Exercise objective: Find each line below that includes "icon", then copy it.

Data listing:
== Segment start ==

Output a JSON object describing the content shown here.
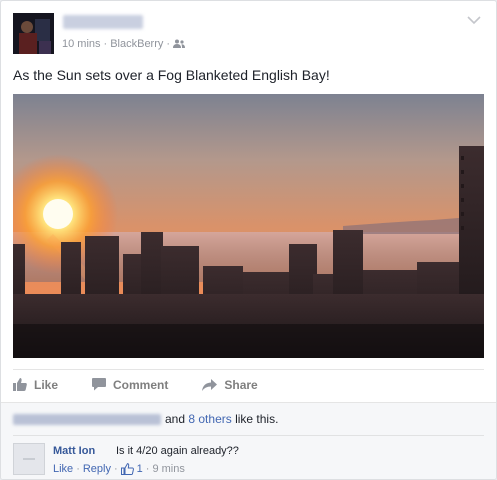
{
  "post": {
    "time": "10 mins",
    "source": "BlackBerry",
    "separator": "·",
    "text": "As the Sun sets over a Fog Blanketed English Bay!",
    "privacy_icon": "friends-icon",
    "menu_icon": "chevron-down-icon"
  },
  "actions": {
    "like": "Like",
    "comment": "Comment",
    "share": "Share"
  },
  "likes": {
    "connector": "and",
    "others_link": "8 others",
    "suffix": "like this."
  },
  "comment": {
    "author": "Matt Ion",
    "text": "Is it 4/20 again already??",
    "like_link": "Like",
    "reply_link": "Reply",
    "like_count": "1",
    "time": "9 mins",
    "separator": "·"
  },
  "colors": {
    "link": "#4267b2",
    "author": "#365899",
    "muted": "#90949c"
  }
}
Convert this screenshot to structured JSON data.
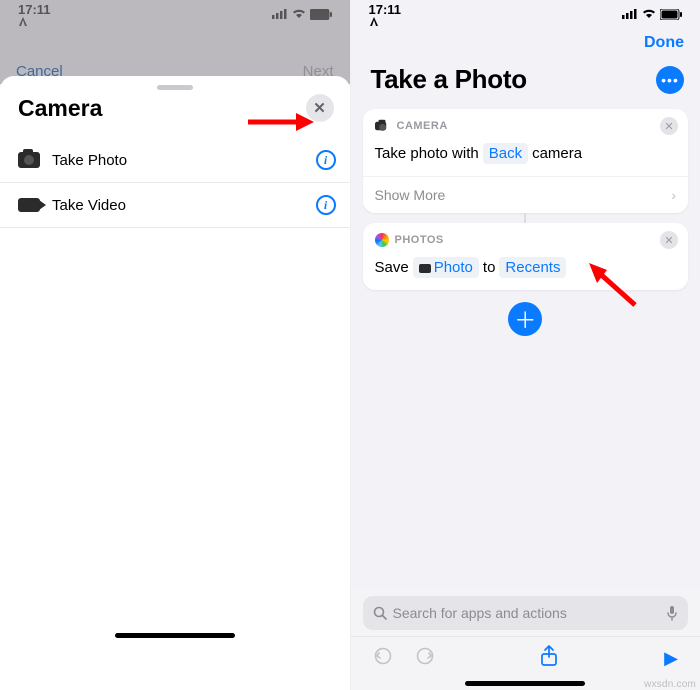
{
  "status_time": "17:11",
  "left": {
    "cancel": "Cancel",
    "next": "Next",
    "sheet_title": "Camera",
    "rows": [
      {
        "label": "Take Photo"
      },
      {
        "label": "Take Video"
      }
    ]
  },
  "right": {
    "done": "Done",
    "title": "Take a Photo",
    "cards": {
      "camera": {
        "name": "CAMERA",
        "prefix": "Take photo with",
        "token": "Back",
        "suffix": "camera",
        "show_more": "Show More"
      },
      "photos": {
        "name": "PHOTOS",
        "prefix": "Save",
        "token1": "Photo",
        "mid": "to",
        "token2": "Recents"
      }
    },
    "search_placeholder": "Search for apps and actions"
  },
  "watermark": "wxsdn.com"
}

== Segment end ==

Final answer:
    "privacy_icon": "friends-icon",
    "menu_icon": "chevron-down-icon"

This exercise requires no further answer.